After six long years of legislative inaction on closing the Medicaid coverage gap, the Virginia legislature voted this week to expand Medicaid. This is a hard-fought win and a life-changing development for the people of Virginia, 400,000 of whom are on the verge of gaining access to affordable health coverage. And, since Virginia is the first state to expand Medicaid through regular legislative order since Trump was elected into office (in fact, it’s the first state to do so since Montana expanded back in 2015), it is an early indicator of a new wave of momentum towards closing the coverage gap in the holdout states. What can these remaining states learn from Virginia’s long and winding road to expansion?

First and foremost, elections matter.

In November, voters in Virginia turned their off-cycle election into a referendum in support of Medicaid. They surprised analysts by ousting over a dozen Republican incumbents in the Virginia House of Delegates who had been instrumental in blocking the state from closing the coverage gap. Although Republicans maintained a slim margin in both the state Senate and House, a number of GOP legislators decided they didn’t want to be next in line to lose their jobs over this issue, and dropped their opposition to expansion, creating a legislative path forward for expansion in Virginia.

Second, advocacy doesn’t always produce immediate results – but steady, smart base building over time makes a difference.

The Health Care for All Virginians coalition (HAV) had kept up a steady drumbeat about the urgency of expansion since 2014 – even when efforts to expand in the state seemed futile.

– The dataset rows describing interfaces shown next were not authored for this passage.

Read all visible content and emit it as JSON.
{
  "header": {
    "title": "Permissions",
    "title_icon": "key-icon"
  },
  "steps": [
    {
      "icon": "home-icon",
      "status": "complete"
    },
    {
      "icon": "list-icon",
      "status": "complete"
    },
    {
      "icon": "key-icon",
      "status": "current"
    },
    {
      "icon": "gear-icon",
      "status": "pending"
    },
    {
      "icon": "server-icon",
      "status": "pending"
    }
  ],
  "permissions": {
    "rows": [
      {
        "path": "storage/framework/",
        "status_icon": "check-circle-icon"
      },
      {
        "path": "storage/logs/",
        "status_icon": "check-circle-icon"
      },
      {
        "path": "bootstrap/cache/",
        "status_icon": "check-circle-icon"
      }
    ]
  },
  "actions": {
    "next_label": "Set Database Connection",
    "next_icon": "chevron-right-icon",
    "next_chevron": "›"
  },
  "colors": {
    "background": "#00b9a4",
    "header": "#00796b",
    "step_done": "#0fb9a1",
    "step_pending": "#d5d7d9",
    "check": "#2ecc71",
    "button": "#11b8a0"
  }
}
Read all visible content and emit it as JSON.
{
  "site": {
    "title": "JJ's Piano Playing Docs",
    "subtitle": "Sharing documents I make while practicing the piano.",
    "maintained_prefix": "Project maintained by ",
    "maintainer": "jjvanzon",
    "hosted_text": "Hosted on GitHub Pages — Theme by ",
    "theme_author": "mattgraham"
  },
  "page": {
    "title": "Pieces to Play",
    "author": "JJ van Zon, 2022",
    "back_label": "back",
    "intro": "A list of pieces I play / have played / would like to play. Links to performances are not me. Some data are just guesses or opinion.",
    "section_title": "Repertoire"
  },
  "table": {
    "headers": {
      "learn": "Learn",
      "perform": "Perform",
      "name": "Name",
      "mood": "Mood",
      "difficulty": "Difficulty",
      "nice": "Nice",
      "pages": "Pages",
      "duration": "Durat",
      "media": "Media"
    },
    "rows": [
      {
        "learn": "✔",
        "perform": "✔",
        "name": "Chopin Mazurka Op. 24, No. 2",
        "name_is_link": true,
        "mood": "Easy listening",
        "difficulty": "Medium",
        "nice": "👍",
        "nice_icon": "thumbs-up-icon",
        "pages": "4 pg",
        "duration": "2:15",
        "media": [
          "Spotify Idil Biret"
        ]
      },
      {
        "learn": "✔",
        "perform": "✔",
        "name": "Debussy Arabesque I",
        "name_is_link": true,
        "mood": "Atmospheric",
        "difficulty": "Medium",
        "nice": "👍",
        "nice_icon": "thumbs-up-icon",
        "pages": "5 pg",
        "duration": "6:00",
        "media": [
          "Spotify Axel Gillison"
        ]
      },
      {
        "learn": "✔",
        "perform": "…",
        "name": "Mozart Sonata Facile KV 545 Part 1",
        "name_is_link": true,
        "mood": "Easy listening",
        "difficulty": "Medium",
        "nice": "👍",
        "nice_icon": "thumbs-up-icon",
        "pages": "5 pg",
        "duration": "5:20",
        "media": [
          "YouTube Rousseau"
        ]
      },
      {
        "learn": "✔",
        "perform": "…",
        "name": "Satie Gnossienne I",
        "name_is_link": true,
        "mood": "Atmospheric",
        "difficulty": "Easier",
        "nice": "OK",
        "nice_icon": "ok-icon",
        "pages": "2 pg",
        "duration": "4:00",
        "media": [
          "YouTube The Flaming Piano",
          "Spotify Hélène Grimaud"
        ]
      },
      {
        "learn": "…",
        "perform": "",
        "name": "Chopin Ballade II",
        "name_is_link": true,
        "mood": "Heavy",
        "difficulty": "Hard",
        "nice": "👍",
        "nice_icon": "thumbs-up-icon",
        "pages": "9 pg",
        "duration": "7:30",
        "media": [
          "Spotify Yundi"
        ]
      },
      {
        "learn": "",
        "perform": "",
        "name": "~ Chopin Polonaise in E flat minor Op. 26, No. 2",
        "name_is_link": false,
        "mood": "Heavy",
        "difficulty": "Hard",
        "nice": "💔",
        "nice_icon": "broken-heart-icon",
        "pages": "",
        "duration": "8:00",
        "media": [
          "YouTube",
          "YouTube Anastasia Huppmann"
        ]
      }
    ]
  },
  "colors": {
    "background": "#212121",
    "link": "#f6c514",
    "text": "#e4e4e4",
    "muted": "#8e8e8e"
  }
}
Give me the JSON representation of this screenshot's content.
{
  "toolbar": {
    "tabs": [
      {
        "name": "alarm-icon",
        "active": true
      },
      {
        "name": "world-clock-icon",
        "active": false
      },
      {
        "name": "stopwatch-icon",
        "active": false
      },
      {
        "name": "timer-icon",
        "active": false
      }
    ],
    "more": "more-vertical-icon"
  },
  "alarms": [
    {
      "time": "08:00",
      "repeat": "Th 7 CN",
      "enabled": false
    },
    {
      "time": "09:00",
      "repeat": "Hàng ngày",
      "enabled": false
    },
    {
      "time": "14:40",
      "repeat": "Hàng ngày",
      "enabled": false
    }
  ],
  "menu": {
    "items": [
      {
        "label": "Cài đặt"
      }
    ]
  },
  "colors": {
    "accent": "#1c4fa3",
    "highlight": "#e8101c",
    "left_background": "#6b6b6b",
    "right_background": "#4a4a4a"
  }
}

This week’s win built on the foundation they laid over several years. For example, in February, a key delegate from Southwest Virginia, GOP Delegate Terry Kilgore, came out in favor of expansion and ultimately helped bring other Republicans along to move Medicaid expansion through the House. This pivotal moment in the campaign was made possible by years of organizing in his district, where HAV coalition member Virginia Organizing has had a chapter for 23 years. Their deep roots in the district allowed them to engage with Del. Kilgore over a closed in-district hospital over the past 3 years, and educate him about how Medicaid expansion could have helped that hospital. Since the 2017 elections, advocates in the state ramped up their activities in his district, organizing dozens of members calling into his office, placing five letters to the editor in his district, holding a vigil in district that generated earned media, and bringing his constituents to meet with him in Richmond. Del. Kilgore’s eventual support for expansion, and this week’s win, was a culmination of years’ worth of advocacy.

Finally, Medicaid’s star is rising.

Medicaid expansion emerged from 2017’s ACA repeal debate as one of the most popular components of the law. And poll after poll after poll remind us that the public – including conservative-leaning voters – deeply support Medicaid and Medicaid expansion. How many more lawmakers need to lose their seats before they start listening to what their constituents want? In explaining his newfound support for Medicaid expansion, Senator Ben Chafin referred to the suffering hospitals and constituents in his rural district: “I came to the conclusion that no just wasn’t the answer anymore.”  It’s time policymakers across the country take heed. When it comes to addressing the needs of the millions of low-income families caught in the coverage gap, no just isn’t the answer anymore.